The US capture of a suspected al Qaeda chief from his own home in Libya once again puts the focus on the legality of Obama's version of the "war on terror." The Libyan government's role is also ambiguous.
Reports of the capture of wanted al Qaeda chief Nazih Abdul-Hamed al-Ruqai, alias Abu Anas al-Liby, in Tripoli remain conflicting. The Libyan government denies involvement and even fore-knowledge of the early morning commando raid, but eye-witness accounts (from al-Liby's relatives) insist that Libyan soldiers were also involved. Al-Liby's son Abdullah told the country's Nabir TV station, "The people who took my father were Libyan, not Americans - they spoke with Tripoli accents."
The New York Times reported on Sunday (06.10.2013) that al-Liby was now in military custody on a US warship in the Mediterranean Sea, being interrogated without recourse to a lawyer. That once again throws a spotlight on the legality of the covert special forces operations that have become feature of President Barack Obama's version of the "war on terror."

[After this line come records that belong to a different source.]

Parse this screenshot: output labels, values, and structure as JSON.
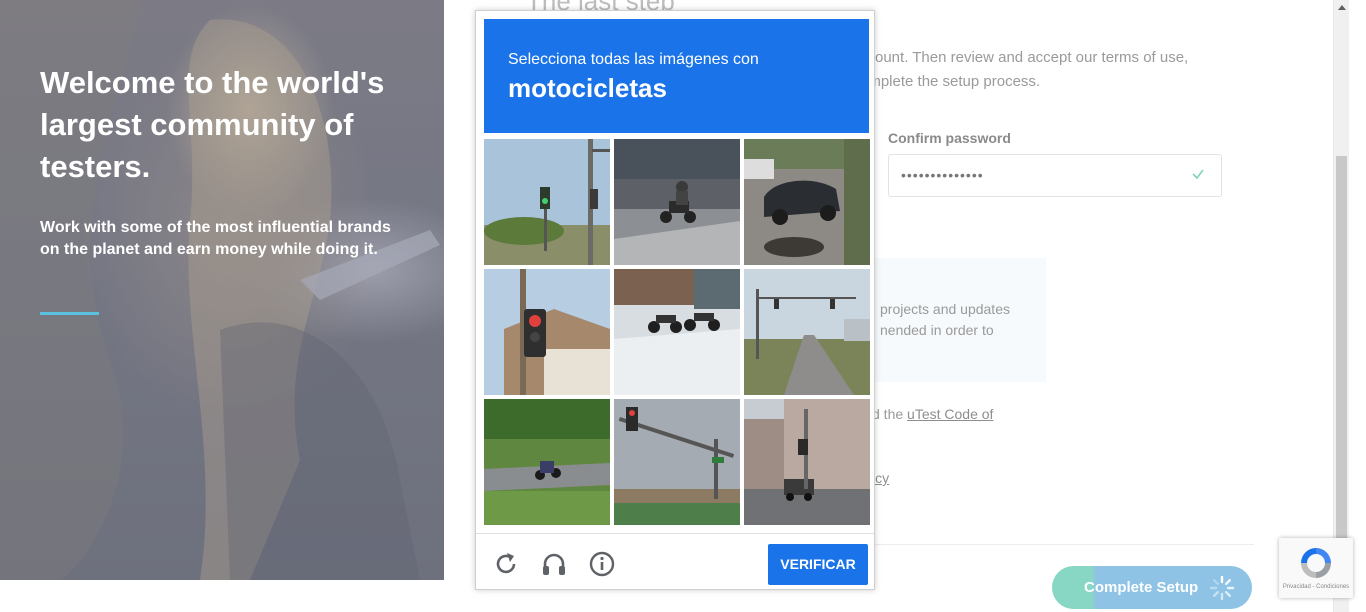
{
  "hero": {
    "title": "Welcome to the world's largest community of testers.",
    "subtitle": "Work with some of the most influential brands on the planet and earn money while doing it.",
    "accent_color": "#5bc1e0"
  },
  "form": {
    "title": "The last step",
    "intro": "ccount. Then review and accept our terms of use, omplete the setup process.",
    "confirm_password_label": "Confirm password",
    "confirm_password_value": "••••••••••••••",
    "info_text": "projects and updates nended in order to",
    "code_prefix": "d the ",
    "code_link": "uTest Code of",
    "policy_link": "icy",
    "complete_button": "Complete Setup"
  },
  "captcha": {
    "instruction": "Selecciona todas las imágenes con",
    "target": "motocicletas",
    "verify_label": "VERIFICAR",
    "accent_color": "#1a73e8",
    "icons": [
      "refresh-icon",
      "headphones-icon",
      "info-icon"
    ]
  },
  "recaptcha_badge": {
    "text": "Privacidad - Condiciones"
  }
}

Wanted for 15 years
The case of Al-Liby, who featured on the FBI's list of most-wanted terrorists - with a $5-million (3.7-million-euro) bounty - has been compared to that of Ahmed Abdulkadir Warsame, of the Somali terrorist group al-Shabab, who was seized in 2011 and interrogated on a US ship for two months without being told his rights.
Al-Liby, thought to be a computer specialist who used to live in the UK in the 1990s, has effectively been on the run for 15 years. He was wanted in connection with the 1998 bombings of US embassies in Kenya and Tanzania, where over 220 were killed.
Raffaello Pantucci, senior research fellow at the Royal United Services Institute for Defence and Security Studies (RUSI), thinks it's interesting that the US decided to target al-Liby now. "There's been a sense that he's been in Libya for some time," he told DW. "The decision to pick him up was I think a demonstration of, one, a sense of growing concern about Libya, but two, that you don't forget. You're showing you have a long arm, and a long memory."
Kerry defends 'kidnapping'
The seizing of al-Liby, which Tripoli described as a "kidnapping," was called "appropriate and legal" by Secretary of State John Kerry on Monday. "I hope the perception in the world is that people who commit acts of terror and who have been appropriately indicted by courts of law, by the legal process, will know that the United States of America is going to do anything in its power that is legal and appropriate in order to enforce the law and to protect our security," Kerry said at a press conference in Indonesia.
Pentagon spokesman George Little backed up Kerry, saying that al-Liby was "currently lawfully detained by the US military in a secure location outside of Libya."
But Richard Reeve, global security analyst at the Oxford Research Group, doubts whether there is a legal justification - at least under international law. "Kerry's justification, calling it a legal act, specifically referring to the use of military force act of September 2011, is interesting," he told DW. "That is American domestic legislation authorizing the use of military force to capture supposed terrorists outside the US, without reference to US Congress. That doesn't give the US any rights under international law to intervene in other countries or take suspects without due process."
But Pantucci believes al-Liby's case is different to that of other terror suspects being held by the US. "The Obama administration has realized it's got itself into a bind with some of these prosecutions," he said. "They've been unable to close down Guantanamo, they've been unable to bring them to court. With al-Liby, they have a crime they want to try him for - that's justice in this situation. This is a case they've had for a long time. There's been a lot of investigation of the '98 embassy bombings. The indictments are very substantial. They have a case they're trying him for, and it's quite a strong case, frankly."
Libya's ambiguous position
The Libyan government's involvement also appears confusing - did it know of the raid before hand or not? Kerry's eluded the question of Tripoli's role by saying merely, "We consult regularly with the Libyan government on a range of security and counterterrorism issues but we don't get into the specifics of our communication with foreign governments on any kind of operation of this kind."
"One has to interpret the reaction of the Libyan and Pakistani authorities on this kind of thing liberally," said Reeve. "Are they really opposed to this kind of action, are they really participating?"
The problem, argued Reeve, is that the Libyan government is itself run by fractured and possibly opposing forces. "The government is so fragile - its hold on security forces and territory within Libya is so tenuous it's difficult to know who one would approach to have that security clearance," he said. "It could be that one part of the government is working with the Americans, while another part is not. There is also a very difficult situation between secularists and Westernists, Islamists within the government and society, tribal groups."
Pantucci thinks the Tripoli's reaction is straightforward, and similar to that of the Pakistani government following the killing of Osama bin Laden. "I think the Libyan government's anger is perfectly understandable, because they weren't told about it until after the fact," he said. "You've got foreign forces coming in, picking people up and wandering off again. It's not exactly a confidence-builder for your capacity within your own state."